How Live Music Can Directly Affect Health
Going to concerts means different things to different people. Some may love the artist’s music, others may want to avoid FOMO and some might just want to feel like they’re a part of something.
No matter the reason, live music is beneficial to everyone – and there are studies to prove it.
One 2018 study by Patrick Fagan, a behavior science expert, and UK music venue O2 found that just 20 minutes of live music can lead to a 21% increase in a “feeling of well-being.” In fact, concerts have been proven to reduce the release of cortisol – the stress hormone that controls responses to stress.
But improving mental health isn’t the only benefit live music provides.
“We arrive at a prescription of a gig a fortnight which could pave the way for almost a decade more years of life,” Fagan said.
Live music also challenges the brain, which in turn can improve sleep, mood and memory, and reduce blood pressure, anxiety and pain, according to Johns Hopkins.
Let’s not forget about the sense of community concerts can create. With everyone in the same place at the same time for the same reason, it’s hard not to relate to the person sitting next to you.

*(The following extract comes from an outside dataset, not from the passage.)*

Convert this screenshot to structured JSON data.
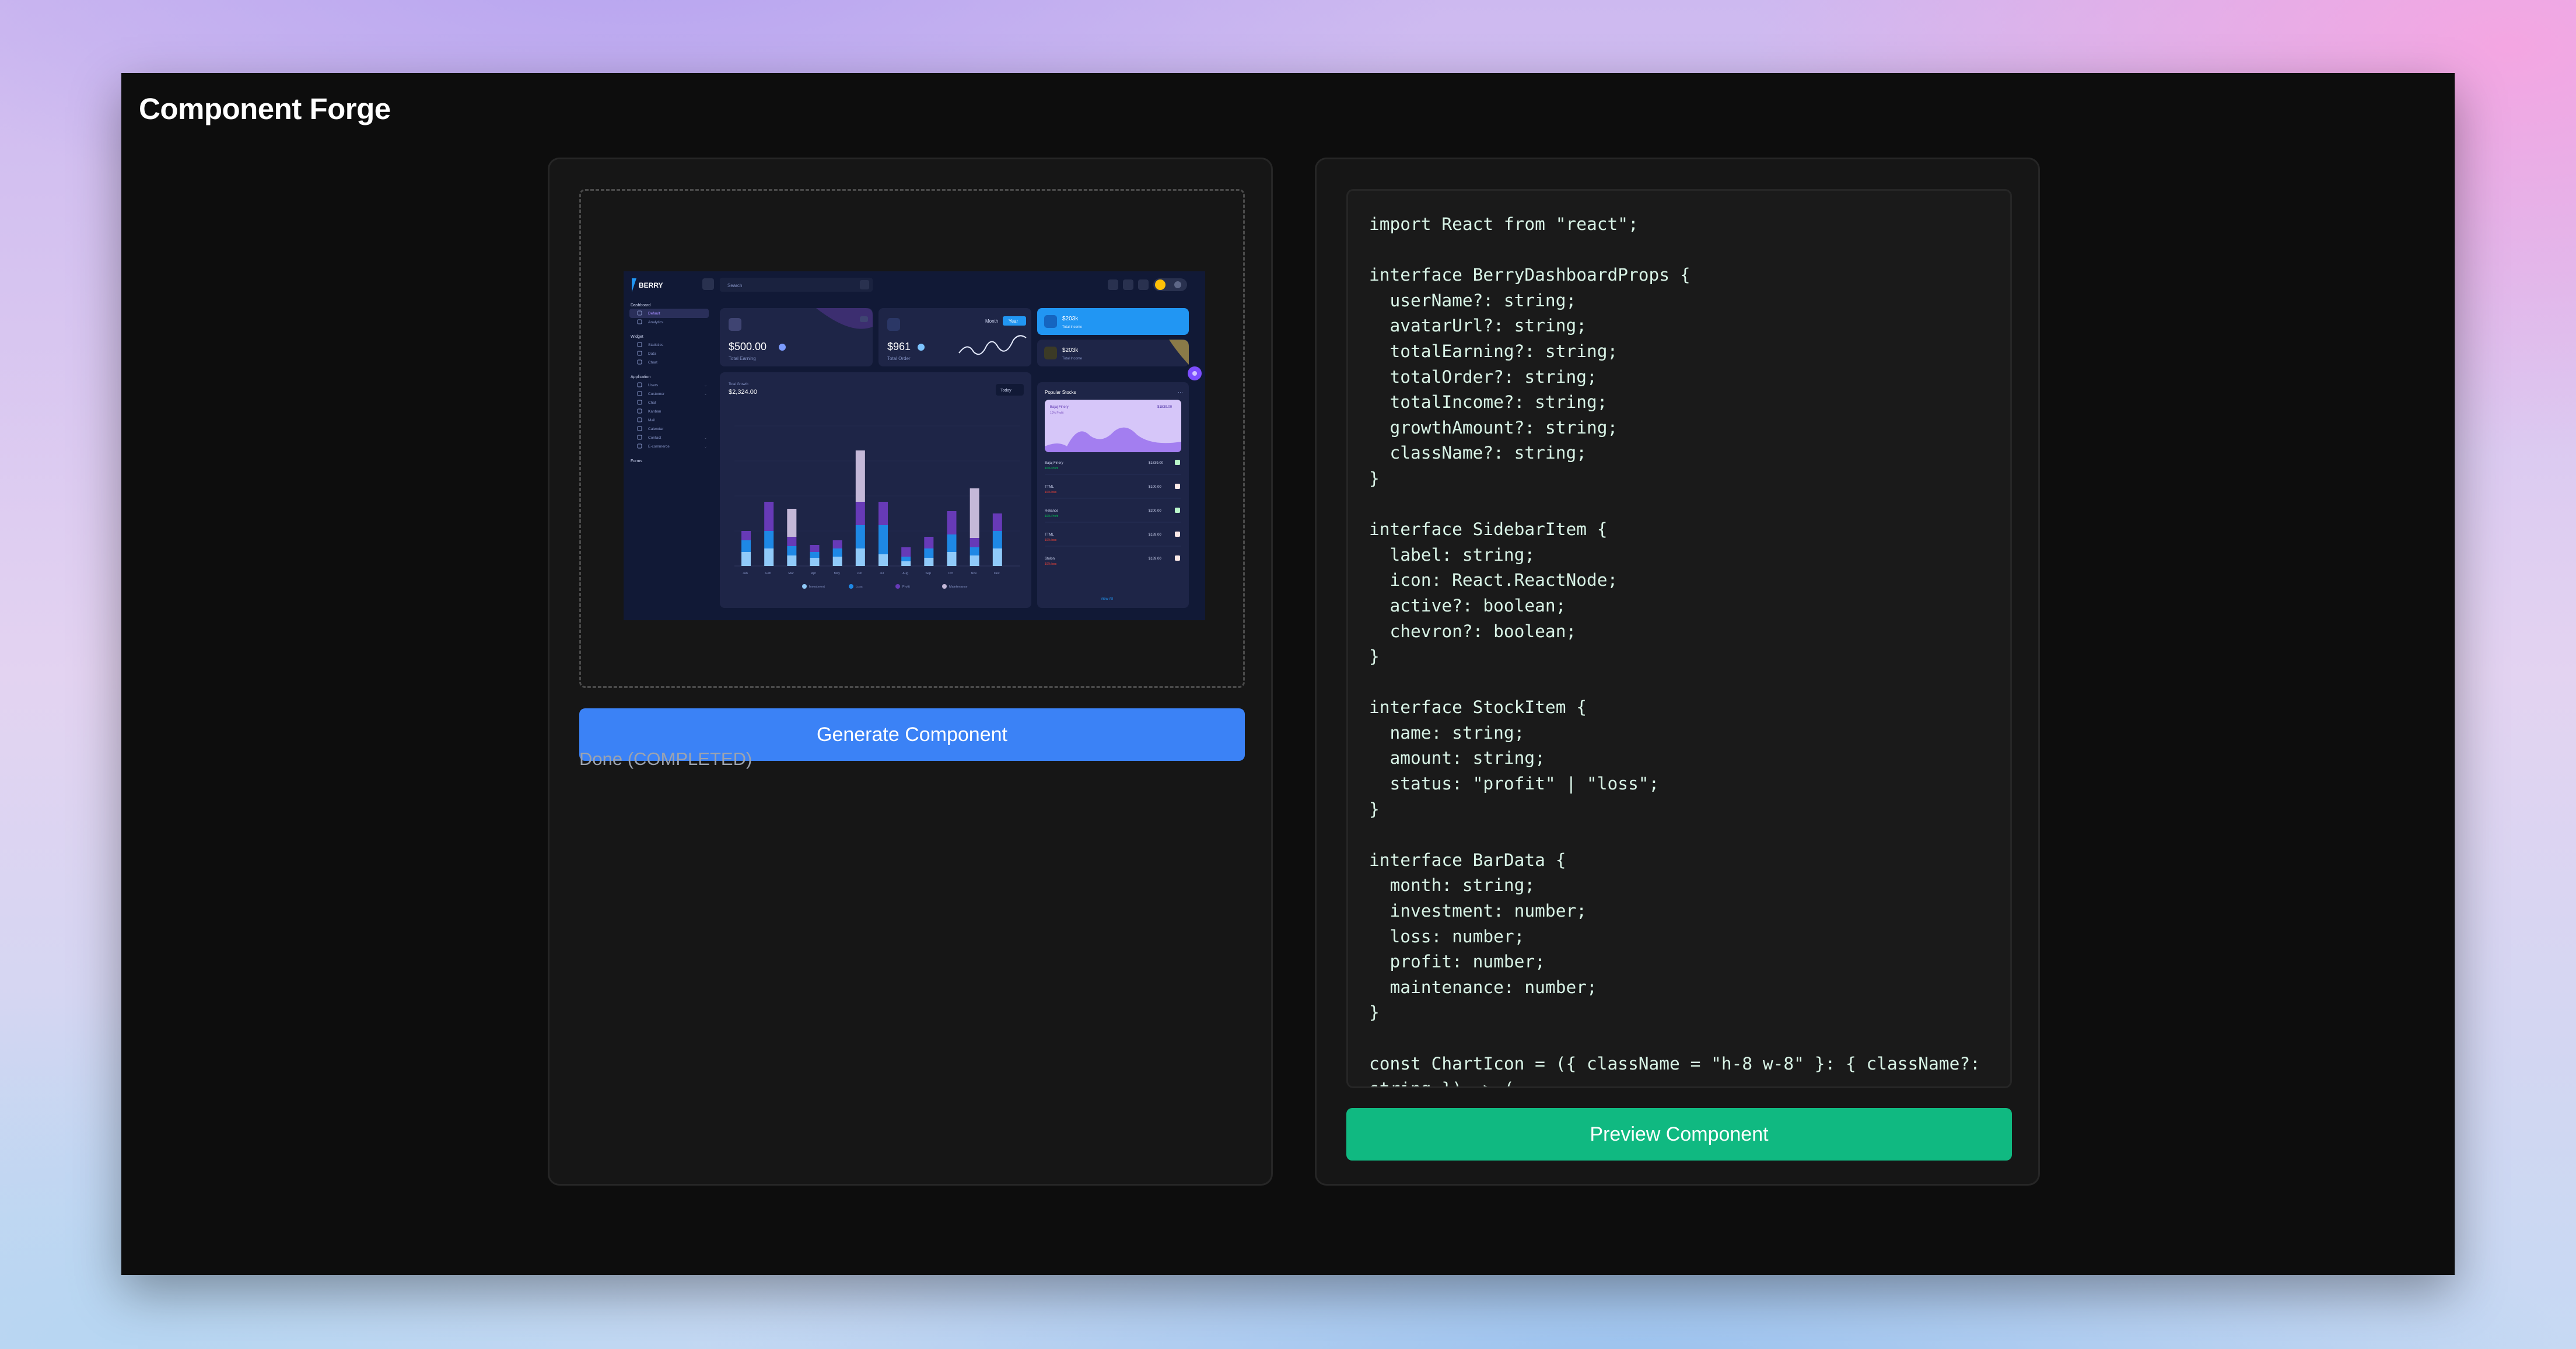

Whether it’s Taylor Swift’s Eras tour or a band at the local dive bar, the effects of live music are undeniable.